**WHAT YOU WILL DO**
Reproduce the listing that follows with no differences at all.

-=-=-

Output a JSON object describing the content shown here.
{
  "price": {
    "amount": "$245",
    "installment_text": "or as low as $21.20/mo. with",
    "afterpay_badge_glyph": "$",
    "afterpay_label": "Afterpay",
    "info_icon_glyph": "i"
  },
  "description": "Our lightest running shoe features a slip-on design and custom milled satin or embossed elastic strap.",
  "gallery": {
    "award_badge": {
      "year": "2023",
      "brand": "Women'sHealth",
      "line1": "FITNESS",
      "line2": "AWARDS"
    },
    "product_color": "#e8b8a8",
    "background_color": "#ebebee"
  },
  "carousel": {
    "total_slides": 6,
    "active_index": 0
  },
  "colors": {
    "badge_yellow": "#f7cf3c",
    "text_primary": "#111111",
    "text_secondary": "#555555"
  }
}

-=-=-

**SOLUTION FOR THIS PROBLEM**
Output a JSON object describing the content shown here.
{
  "price": {
    "amount": "$245",
    "installment_text": "or as low as $21.20/mo. with",
    "afterpay_badge_glyph": "$",
    "afterpay_label": "Afterpay",
    "info_icon_glyph": "i"
  },
  "description": "Our lightest running shoe features a slip-on design and custom milled satin or embossed elastic strap.",
  "gallery": {
    "award_badge": {
      "year": "2023",
      "brand": "Women'sHealth",
      "line1": "FITNESS",
      "line2": "AWARDS"
    },
    "product_color": "#e8b8a8",
    "background_color": "#ebebee"
  },
  "carousel": {
    "total_slides": 6,
    "active_index": 0
  },
  "colors": {
    "badge_yellow": "#f7cf3c",
    "text_primary": "#111111",
    "text_secondary": "#555555"
  }
}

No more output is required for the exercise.